Why conserve the dolphins?
They are the apex predators of the rivers in which they inhabit, at par with the Gharial Gavialis gangeticus. Nevertheless, the stretches that are protected for the Ganges river dolphins will invariably be a refuge for the other species that are sensitive to human activities. Other aquatic dependent species such as turtles and birds may also thrive in these protected stretches as it will have minimum human mediated disturbances that tend to distort the natural behavior of these species. The intensity benefit to the other species is, however, proportional to the area conserved, for larger area conservation promises protection of multiple microhabitats that will ensure protection of species that occupy different microhabitat niches.
The Ganges river dolphin presence coincides with the prime fishing grounds, and this sustains a large proportion of the riverine communities – the fishers.
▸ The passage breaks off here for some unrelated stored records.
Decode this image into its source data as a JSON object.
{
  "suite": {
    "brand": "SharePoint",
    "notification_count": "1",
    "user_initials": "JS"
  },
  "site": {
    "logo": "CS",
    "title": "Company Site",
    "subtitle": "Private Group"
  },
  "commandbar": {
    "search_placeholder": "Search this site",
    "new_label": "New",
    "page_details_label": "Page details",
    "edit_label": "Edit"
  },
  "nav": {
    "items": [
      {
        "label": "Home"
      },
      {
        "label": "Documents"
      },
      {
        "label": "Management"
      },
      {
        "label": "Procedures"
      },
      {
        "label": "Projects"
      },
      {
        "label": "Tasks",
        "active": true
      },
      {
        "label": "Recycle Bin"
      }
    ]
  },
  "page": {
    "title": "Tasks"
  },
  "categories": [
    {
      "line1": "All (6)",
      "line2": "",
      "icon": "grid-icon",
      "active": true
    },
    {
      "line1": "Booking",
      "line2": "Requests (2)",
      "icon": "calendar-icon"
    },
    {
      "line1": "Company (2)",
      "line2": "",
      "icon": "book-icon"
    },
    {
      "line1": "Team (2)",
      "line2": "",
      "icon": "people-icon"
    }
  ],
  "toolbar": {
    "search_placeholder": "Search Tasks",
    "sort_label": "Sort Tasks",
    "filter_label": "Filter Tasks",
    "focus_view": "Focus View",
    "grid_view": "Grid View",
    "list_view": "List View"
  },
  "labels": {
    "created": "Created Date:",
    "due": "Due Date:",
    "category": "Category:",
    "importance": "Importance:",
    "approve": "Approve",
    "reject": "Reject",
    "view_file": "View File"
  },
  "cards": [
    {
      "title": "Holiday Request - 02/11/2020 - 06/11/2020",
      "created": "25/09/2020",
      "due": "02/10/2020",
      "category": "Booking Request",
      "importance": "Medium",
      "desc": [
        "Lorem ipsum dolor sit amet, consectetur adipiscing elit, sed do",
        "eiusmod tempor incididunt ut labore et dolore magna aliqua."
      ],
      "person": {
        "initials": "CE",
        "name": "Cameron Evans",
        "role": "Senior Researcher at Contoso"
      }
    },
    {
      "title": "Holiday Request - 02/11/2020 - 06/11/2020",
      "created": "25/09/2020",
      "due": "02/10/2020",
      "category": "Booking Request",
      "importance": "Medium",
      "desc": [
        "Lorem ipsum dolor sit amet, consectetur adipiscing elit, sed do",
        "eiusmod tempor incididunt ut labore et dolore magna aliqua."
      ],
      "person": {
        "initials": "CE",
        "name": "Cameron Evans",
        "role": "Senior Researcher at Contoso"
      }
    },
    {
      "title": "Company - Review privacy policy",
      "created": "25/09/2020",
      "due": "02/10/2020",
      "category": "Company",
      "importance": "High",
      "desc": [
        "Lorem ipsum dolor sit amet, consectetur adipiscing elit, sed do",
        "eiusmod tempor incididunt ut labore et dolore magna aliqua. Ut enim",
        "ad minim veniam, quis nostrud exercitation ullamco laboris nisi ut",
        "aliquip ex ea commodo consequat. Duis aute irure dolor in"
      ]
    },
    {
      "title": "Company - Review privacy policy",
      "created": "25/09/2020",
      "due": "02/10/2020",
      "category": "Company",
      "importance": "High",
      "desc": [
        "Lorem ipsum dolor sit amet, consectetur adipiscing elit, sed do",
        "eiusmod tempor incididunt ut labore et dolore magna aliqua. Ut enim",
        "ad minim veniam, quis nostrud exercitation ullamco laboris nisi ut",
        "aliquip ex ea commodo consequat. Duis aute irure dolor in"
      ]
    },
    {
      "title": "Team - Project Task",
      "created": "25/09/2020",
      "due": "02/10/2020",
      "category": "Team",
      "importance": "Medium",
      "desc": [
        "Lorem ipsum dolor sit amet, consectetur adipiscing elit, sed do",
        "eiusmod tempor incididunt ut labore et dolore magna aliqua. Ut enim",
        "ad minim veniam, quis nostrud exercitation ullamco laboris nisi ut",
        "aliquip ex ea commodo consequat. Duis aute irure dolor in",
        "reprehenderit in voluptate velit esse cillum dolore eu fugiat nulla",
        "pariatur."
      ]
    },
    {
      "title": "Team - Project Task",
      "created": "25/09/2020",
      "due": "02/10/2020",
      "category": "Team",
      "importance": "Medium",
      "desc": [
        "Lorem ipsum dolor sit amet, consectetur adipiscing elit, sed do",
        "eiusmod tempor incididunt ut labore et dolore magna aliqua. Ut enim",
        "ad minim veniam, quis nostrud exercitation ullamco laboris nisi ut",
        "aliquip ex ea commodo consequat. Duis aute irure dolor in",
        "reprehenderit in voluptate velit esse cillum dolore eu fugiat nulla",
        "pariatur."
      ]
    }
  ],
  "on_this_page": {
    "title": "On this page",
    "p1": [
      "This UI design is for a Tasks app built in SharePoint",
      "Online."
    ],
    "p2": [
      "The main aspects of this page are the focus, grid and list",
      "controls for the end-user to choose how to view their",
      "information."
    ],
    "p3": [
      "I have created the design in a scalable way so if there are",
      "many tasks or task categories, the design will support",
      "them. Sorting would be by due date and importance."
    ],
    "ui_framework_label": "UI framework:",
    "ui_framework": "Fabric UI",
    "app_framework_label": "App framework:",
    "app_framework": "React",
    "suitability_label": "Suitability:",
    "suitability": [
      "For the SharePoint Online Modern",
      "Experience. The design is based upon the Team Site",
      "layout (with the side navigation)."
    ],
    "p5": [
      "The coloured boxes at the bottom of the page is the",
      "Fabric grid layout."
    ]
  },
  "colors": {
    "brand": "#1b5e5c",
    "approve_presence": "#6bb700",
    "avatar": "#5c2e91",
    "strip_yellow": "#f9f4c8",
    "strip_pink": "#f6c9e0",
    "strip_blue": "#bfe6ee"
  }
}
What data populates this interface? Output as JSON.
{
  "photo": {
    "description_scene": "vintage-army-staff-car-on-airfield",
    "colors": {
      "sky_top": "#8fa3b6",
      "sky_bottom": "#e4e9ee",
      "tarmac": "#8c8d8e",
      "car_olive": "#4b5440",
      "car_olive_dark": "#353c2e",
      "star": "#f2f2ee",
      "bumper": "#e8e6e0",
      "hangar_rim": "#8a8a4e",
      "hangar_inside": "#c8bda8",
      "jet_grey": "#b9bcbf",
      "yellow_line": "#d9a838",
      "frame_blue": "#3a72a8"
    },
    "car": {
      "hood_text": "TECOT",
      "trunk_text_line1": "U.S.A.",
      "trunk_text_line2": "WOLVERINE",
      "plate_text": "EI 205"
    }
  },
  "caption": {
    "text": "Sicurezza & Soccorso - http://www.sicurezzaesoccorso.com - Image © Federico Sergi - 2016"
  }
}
Creating conservation areas for the Ganges river dolphins also promise a refuge area for the fish, that will eventually replenish the fish stock in the overfished areas – in a way also benefitting and promising a long-term fish stock for the fishing communities of the adjoining villages.
Among the river dolphins, Platanista are also the only one group that are not suction feeders, but instead adopted to be long-snouted snappers like the Gharial. They are also distinct, as they have a side-swimming mechanism, and along with other features are stated to be the “greatest total of modifications seen in any cetacean (Miller, 1923, p.41)”. The Platanista are also one of the two species that are blind and rely on their acoustic communication skills to navigate, forage and other day-to-day activities.
The Ganges river dolphins are a distinct group of cetaceans. The Genus to which these dolphins belong to – Platanista is reported to have been marine earlier. However, after the delphinoids (the present day marine dolphins diversified and spread, the Platanista occupied the fresh water habitats, evolving eventually into the present day Ganges river dolphins. These dolphins, are hence, suggested to be a basal group in the evolution (Sahni and Koenigswald 1997), even before some of the beaked whales evolved. Genetic studies through SINEs suggested that the Platanista lineage is ancient and that this genus is the only living member of this once diverse clade. The presence of most of the features of the Ganges river dolphins in the ancestor of all extant whales (even in baleen whales) and Archaeoceti (“ancient whales”), the Ganges river dolphins are possibly the oldest extant lineage of cetacea which probably qualifies a designation of ‘‘living fossils.’’